Developers today track how gamers play a game, so they may improve the final version. Razer, the maker of some of the world’s most desired gaming gear, takes feedback from users who install software on their PC for their mice. None of its new gadgets are “dumb devices” – they tell the company how to improve future products.
Perhaps the most exciting part of this digital transformation is that it is not confined to one industry. Or even a segment of the technology sector. It breaks down silos.
None of the insights gleaned from sensors would be possible without the computing resources on tap on the cloud. The same for the mobile technology – without it, many of the location-based uses of smart technologies today, such as taxi booking apps, would not be possible.
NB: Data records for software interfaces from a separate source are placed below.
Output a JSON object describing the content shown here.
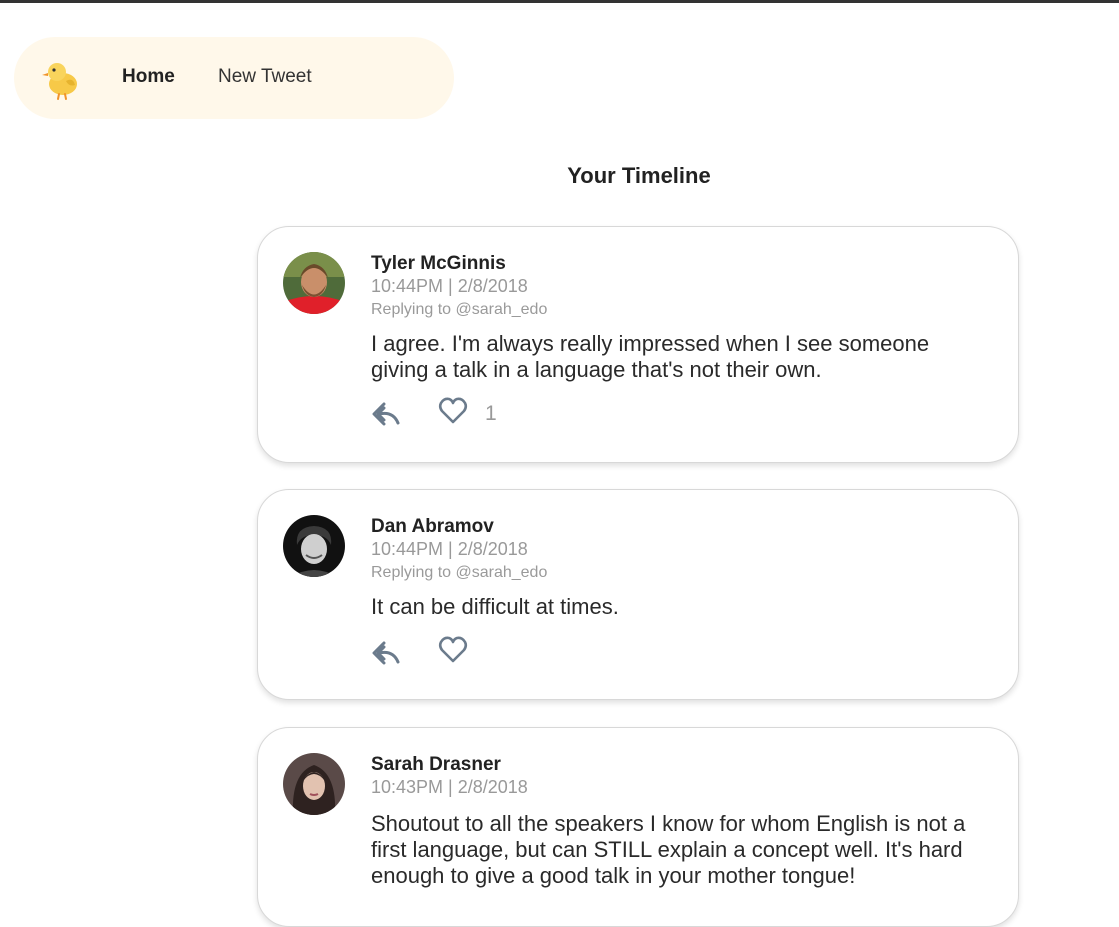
{
  "nav": {
    "logo_icon": "duck-icon",
    "home_label": "Home",
    "new_tweet_label": "New Tweet"
  },
  "page": {
    "title": "Your Timeline"
  },
  "colors": {
    "nav_bg": "#fff8ea",
    "icon": "#6b7b8c",
    "muted_text": "#999999"
  },
  "tweets": [
    {
      "author": "Tyler McGinnis",
      "time": "10:44PM | 2/8/2018",
      "replying": "Replying to @sarah_edo",
      "text": "I agree. I'm always really impressed when I see someone giving a talk in a language that's not their own.",
      "likes": "1",
      "avatar_icon": "avatar-icon"
    },
    {
      "author": "Dan Abramov",
      "time": "10:44PM | 2/8/2018",
      "replying": "Replying to @sarah_edo",
      "text": "It can be difficult at times.",
      "likes": "",
      "avatar_icon": "avatar-icon"
    },
    {
      "author": "Sarah Drasner",
      "time": "10:43PM | 2/8/2018",
      "replying": "",
      "text": "Shoutout to all the speakers I know for whom English is not a first language, but can STILL explain a concept well. It's hard enough to give a good talk in your mother tongue!",
      "likes": "",
      "avatar_icon": "avatar-icon"
    }
  ]
}
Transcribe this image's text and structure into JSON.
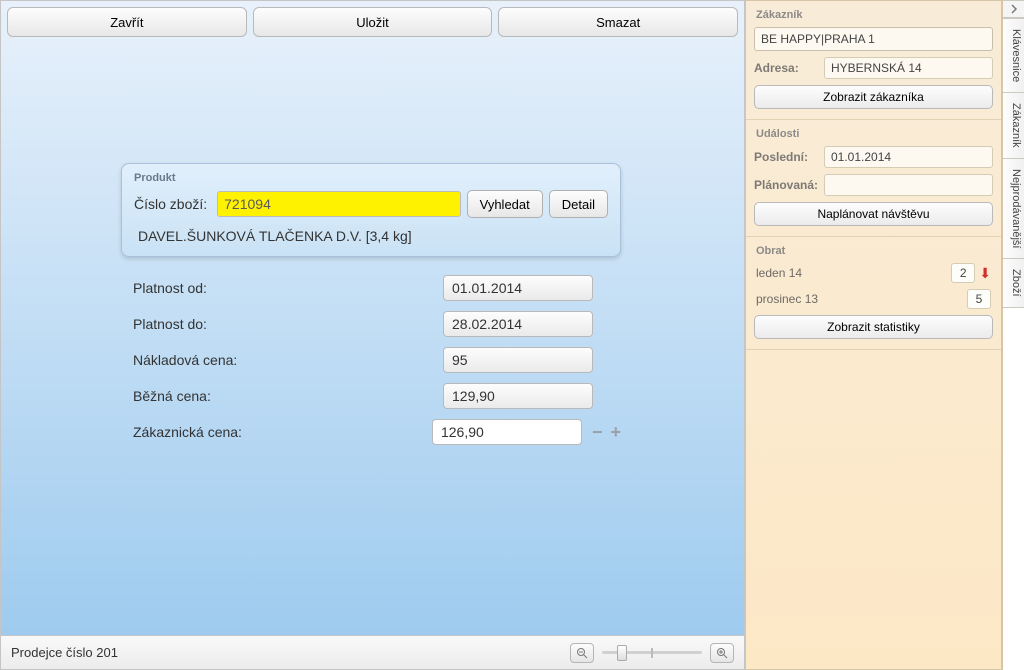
{
  "toolbar": {
    "close": "Zavřít",
    "save": "Uložit",
    "delete": "Smazat"
  },
  "product": {
    "box_title": "Produkt",
    "code_label": "Číslo zboží:",
    "code": "721094",
    "search_btn": "Vyhledat",
    "detail_btn": "Detail",
    "description": "DAVEL.ŠUNKOVÁ TLAČENKA D.V. [3,4 kg]"
  },
  "fields": {
    "valid_from_label": "Platnost od:",
    "valid_from": "01.01.2014",
    "valid_to_label": "Platnost do:",
    "valid_to": "28.02.2014",
    "cost_label": "Nákladová cena:",
    "cost": "95",
    "normal_label": "Běžná cena:",
    "normal": "129,90",
    "customer_label": "Zákaznická cena:",
    "customer": "126,90"
  },
  "status": "Prodejce číslo 201",
  "side": {
    "customer_title": "Zákazník",
    "customer_name": "BE HAPPY|PRAHA 1",
    "address_label": "Adresa:",
    "address": "HYBERNSKÁ 14",
    "show_customer": "Zobrazit zákazníka",
    "events_title": "Události",
    "last_label": "Poslední:",
    "last_value": "01.01.2014",
    "planned_label": "Plánovaná:",
    "planned_value": "",
    "plan_visit": "Naplánovat návštěvu",
    "turnover_title": "Obrat",
    "turnover": [
      {
        "label": "leden 14",
        "value": "2",
        "trend": "down"
      },
      {
        "label": "prosinec 13",
        "value": "5",
        "trend": ""
      }
    ],
    "show_stats": "Zobrazit statistiky"
  },
  "vtabs": [
    "Klávesnice",
    "Zákazník",
    "Nejprodávanější",
    "Zboží"
  ]
}
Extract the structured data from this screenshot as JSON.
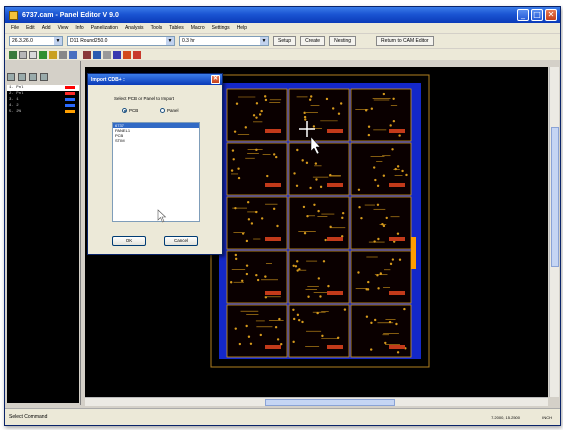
{
  "window": {
    "title": "6737.cam - Panel Editor V 9.0",
    "minimize": "_",
    "maximize": "□",
    "close": "✕"
  },
  "menu": [
    "File",
    "Edit",
    "Add",
    "View",
    "Info",
    "Panelization",
    "Analysis",
    "Tools",
    "Tables",
    "Macro",
    "Settings",
    "Help"
  ],
  "toolbar": {
    "combo1": "26.3.26.0",
    "combo2": "D11 Round250.0",
    "combo3": "0.3 hr",
    "buttons": [
      "Setup",
      "Create",
      "Nesting"
    ],
    "return_button": "Return to CAM Editor"
  },
  "layers": [
    {
      "name": "1. Pnl",
      "color": "#ff0000",
      "selected": true
    },
    {
      "name": "2. Pnl",
      "color": "#ff2a2a",
      "selected": false
    },
    {
      "name": "3. 1",
      "color": "#2a6aff",
      "selected": false
    },
    {
      "name": "4. 2",
      "color": "#2a6aff",
      "selected": false
    },
    {
      "name": "5. 2%",
      "color": "#ff9f00",
      "selected": false
    }
  ],
  "dialog": {
    "title": "Import CDB+ :",
    "prompt": "Select PCB or Panel to Import",
    "radio_pcb": "PCB",
    "radio_panel": "Panel",
    "list": [
      "6737",
      "PANEL1",
      "PCB",
      "STIM"
    ],
    "ok": "OK",
    "cancel": "Cancel"
  },
  "status": {
    "text": "Select Command",
    "coords": "7.2000, 15.2500",
    "units": "INCH"
  },
  "colors": {
    "board_blue": "#1428c8",
    "board_dark": "#0a0000",
    "trace": "#d69a1c",
    "selected_row": "#316ac5",
    "titlebar": "#1b55d3"
  }
}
Scale is one big change that the new digital transformation brings. It has the potential to impact all facets of life more deeply than before, including citizens of a country, for example.
In Singapore, a smart nation vision is helping to bring various parts of the ecosystem together to make a difference. Crowd-sourced data from mobile phone users who volunteer their usage information is showing how well mobile networks perform.
Indonesia is seeking to develop a Digital Economy while India’s Smart Cities mission has also boosted the take-up of smart technologies in a big scale, both in the public and private sectors. Governments are aware of the transformative effect that new digital technologies can bring to societies.
In particular, in Asia -Pacific, growth is expected to bring new opportunities. The IoT market for the region is forecasted to reach US$79.3 billion by 2020, according to research firm Frost & Sullivan.
While some of these changes may not be directly clear to consumers, one area that surely will pique their interest is in the media they consume.
As the sector also goes through a digital transformation itself, thanks to smart devices and cloud technology, consumers are getting more choices. The biggest disruption in recent years may be so-called “over-the-top” or OTT players such as Netflix, which use the Internet instead of traditional pay-TV networks to deliver streaming content.
With its international launch early this year, Netflix is hoping to be a global player in delivering content to homes everywhere on the globe. What does this mean for the broadcasting industry?
In an era where consumers demand high-quality content at the snap of a finger, the winners are the ones that can provide the instant gratification they desire.
This means new challenges – as well as opportunities – in managing one’s content assets, delivering the video in high quality as well as monetising the true value of a piece of content.
Already an industry disrupted, the broadcast industry is set to see big changes in the coming years. And consumers are driving that.
Indeed, consumers, citizens and users are going to be the biggest deciders of what works in the digital economy. They are busy, on the go and consuming more media content than ever. They are also impatient and will let the world know of a poor service.
Competing for a slice of their time and their business, organisations may have to transform long-held business processes and market strategies to meet these new demands. It is surely not business as usual in 2016 and beyond.
Find out more about the digital transformation that is taking place in the enterprise, smart city and digital media sectors at the 2016 editions of CommunicAsia, EnterpriseIT and BroadcastAsia 2016, on from May 31 to 3 June, Marina Bay Sands, Singapore.